---- Extracted information

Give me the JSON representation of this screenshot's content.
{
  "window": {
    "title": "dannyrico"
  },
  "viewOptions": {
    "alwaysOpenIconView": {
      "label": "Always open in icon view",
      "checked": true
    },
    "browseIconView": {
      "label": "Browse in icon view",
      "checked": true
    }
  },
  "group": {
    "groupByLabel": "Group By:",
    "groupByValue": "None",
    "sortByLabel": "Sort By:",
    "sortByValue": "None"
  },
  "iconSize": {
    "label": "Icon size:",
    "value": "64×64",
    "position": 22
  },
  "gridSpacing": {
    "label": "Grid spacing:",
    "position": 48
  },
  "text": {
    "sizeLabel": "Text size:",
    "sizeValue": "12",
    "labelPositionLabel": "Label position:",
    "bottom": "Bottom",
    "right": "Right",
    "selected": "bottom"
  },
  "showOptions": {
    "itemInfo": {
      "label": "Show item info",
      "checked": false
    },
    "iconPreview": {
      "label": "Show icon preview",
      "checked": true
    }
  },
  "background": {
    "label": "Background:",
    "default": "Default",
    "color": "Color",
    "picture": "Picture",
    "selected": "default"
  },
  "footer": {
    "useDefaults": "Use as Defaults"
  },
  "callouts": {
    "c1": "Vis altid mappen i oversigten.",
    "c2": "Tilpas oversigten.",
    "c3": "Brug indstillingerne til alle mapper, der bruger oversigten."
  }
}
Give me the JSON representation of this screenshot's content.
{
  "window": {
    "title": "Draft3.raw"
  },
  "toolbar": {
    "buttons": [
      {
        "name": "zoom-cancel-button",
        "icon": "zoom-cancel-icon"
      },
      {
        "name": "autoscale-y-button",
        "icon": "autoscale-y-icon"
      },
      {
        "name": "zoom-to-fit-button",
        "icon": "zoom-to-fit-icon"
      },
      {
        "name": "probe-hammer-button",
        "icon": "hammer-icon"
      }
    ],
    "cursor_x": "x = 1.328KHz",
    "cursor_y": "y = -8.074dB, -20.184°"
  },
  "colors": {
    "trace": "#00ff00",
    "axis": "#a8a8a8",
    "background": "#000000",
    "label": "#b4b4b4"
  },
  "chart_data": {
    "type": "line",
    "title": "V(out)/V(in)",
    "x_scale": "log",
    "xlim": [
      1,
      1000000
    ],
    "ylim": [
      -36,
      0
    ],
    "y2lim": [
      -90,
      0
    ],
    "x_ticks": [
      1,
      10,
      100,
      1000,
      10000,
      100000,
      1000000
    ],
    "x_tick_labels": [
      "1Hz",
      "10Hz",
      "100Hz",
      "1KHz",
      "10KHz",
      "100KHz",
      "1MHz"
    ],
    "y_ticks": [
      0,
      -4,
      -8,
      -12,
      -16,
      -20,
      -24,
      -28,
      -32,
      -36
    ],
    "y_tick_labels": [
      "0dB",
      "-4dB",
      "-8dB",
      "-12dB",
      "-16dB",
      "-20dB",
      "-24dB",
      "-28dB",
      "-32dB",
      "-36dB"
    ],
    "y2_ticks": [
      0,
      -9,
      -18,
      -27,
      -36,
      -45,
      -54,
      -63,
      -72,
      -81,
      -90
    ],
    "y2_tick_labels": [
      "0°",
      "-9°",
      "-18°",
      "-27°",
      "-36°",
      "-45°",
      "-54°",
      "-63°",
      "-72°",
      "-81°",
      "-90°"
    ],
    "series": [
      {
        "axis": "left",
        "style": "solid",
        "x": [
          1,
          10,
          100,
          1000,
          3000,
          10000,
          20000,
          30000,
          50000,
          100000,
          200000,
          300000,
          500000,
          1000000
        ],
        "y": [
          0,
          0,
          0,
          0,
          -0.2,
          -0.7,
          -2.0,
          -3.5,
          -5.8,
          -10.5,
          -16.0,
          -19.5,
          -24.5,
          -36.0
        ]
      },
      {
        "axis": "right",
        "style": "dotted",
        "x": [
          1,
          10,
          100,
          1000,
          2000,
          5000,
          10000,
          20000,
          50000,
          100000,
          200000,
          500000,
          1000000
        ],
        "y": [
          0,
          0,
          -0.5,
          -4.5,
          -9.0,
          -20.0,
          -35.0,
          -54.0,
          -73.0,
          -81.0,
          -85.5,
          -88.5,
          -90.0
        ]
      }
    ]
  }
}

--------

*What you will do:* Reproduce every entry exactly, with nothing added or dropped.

*Written solution:*
Give me the JSON representation of this screenshot's content.
{
  "window": {
    "title": "dannyrico"
  },
  "viewOptions": {
    "alwaysOpenIconView": {
      "label": "Always open in icon view",
      "checked": true
    },
    "browseIconView": {
      "label": "Browse in icon view",
      "checked": true
    }
  },
  "group": {
    "groupByLabel": "Group By:",
    "groupByValue": "None",
    "sortByLabel": "Sort By:",
    "sortByValue": "None"
  },
  "iconSize": {
    "label": "Icon size:",
    "value": "64×64",
    "position": 22
  },
  "gridSpacing": {
    "label": "Grid spacing:",
    "position": 48
  },
  "text": {
    "sizeLabel": "Text size:",
    "sizeValue": "12",
    "labelPositionLabel": "Label position:",
    "bottom": "Bottom",
    "right": "Right",
    "selected": "bottom"
  },
  "showOptions": {
    "itemInfo": {
      "label": "Show item info",
      "checked": false
    },
    "iconPreview": {
      "label": "Show icon preview",
      "checked": true
    }
  },
  "background": {
    "label": "Background:",
    "default": "Default",
    "color": "Color",
    "picture": "Picture",
    "selected": "default"
  },
  "footer": {
    "useDefaults": "Use as Defaults"
  },
  "callouts": {
    "c1": "Vis altid mappen i oversigten.",
    "c2": "Tilpas oversigten.",
    "c3": "Brug indstillingerne til alle mapper, der bruger oversigten."
  }
}
Give me the JSON representation of this screenshot's content.
{
  "window": {
    "title": "Draft3.raw"
  },
  "toolbar": {
    "buttons": [
      {
        "name": "zoom-cancel-button",
        "icon": "zoom-cancel-icon"
      },
      {
        "name": "autoscale-y-button",
        "icon": "autoscale-y-icon"
      },
      {
        "name": "zoom-to-fit-button",
        "icon": "zoom-to-fit-icon"
      },
      {
        "name": "probe-hammer-button",
        "icon": "hammer-icon"
      }
    ],
    "cursor_x": "x = 1.328KHz",
    "cursor_y": "y = -8.074dB, -20.184°"
  },
  "colors": {
    "trace": "#00ff00",
    "axis": "#a8a8a8",
    "background": "#000000",
    "label": "#b4b4b4"
  },
  "chart_data": {
    "type": "line",
    "title": "V(out)/V(in)",
    "x_scale": "log",
    "xlim": [
      1,
      1000000
    ],
    "ylim": [
      -36,
      0
    ],
    "y2lim": [
      -90,
      0
    ],
    "x_ticks": [
      1,
      10,
      100,
      1000,
      10000,
      100000,
      1000000
    ],
    "x_tick_labels": [
      "1Hz",
      "10Hz",
      "100Hz",
      "1KHz",
      "10KHz",
      "100KHz",
      "1MHz"
    ],
    "y_ticks": [
      0,
      -4,
      -8,
      -12,
      -16,
      -20,
      -24,
      -28,
      -32,
      -36
    ],
    "y_tick_labels": [
      "0dB",
      "-4dB",
      "-8dB",
      "-12dB",
      "-16dB",
      "-20dB",
      "-24dB",
      "-28dB",
      "-32dB",
      "-36dB"
    ],
    "y2_ticks": [
      0,
      -9,
      -18,
      -27,
      -36,
      -45,
      -54,
      -63,
      -72,
      -81,
      -90
    ],
    "y2_tick_labels": [
      "0°",
      "-9°",
      "-18°",
      "-27°",
      "-36°",
      "-45°",
      "-54°",
      "-63°",
      "-72°",
      "-81°",
      "-90°"
    ],
    "series": [
      {
        "axis": "left",
        "style": "solid",
        "x": [
          1,
          10,
          100,
          1000,
          3000,
          10000,
          20000,
          30000,
          50000,
          100000,
          200000,
          300000,
          500000,
          1000000
        ],
        "y": [
          0,
          0,
          0,
          0,
          -0.2,
          -0.7,
          -2.0,
          -3.5,
          -5.8,
          -10.5,
          -16.0,
          -19.5,
          -24.5,
          -36.0
        ]
      },
      {
        "axis": "right",
        "style": "dotted",
        "x": [
          1,
          10,
          100,
          1000,
          2000,
          5000,
          10000,
          20000,
          50000,
          100000,
          200000,
          500000,
          1000000
        ],
        "y": [
          0,
          0,
          -0.5,
          -4.5,
          -9.0,
          -20.0,
          -35.0,
          -54.0,
          -73.0,
          -81.0,
          -85.5,
          -88.5,
          -90.0
        ]
      }
    ]
  }
}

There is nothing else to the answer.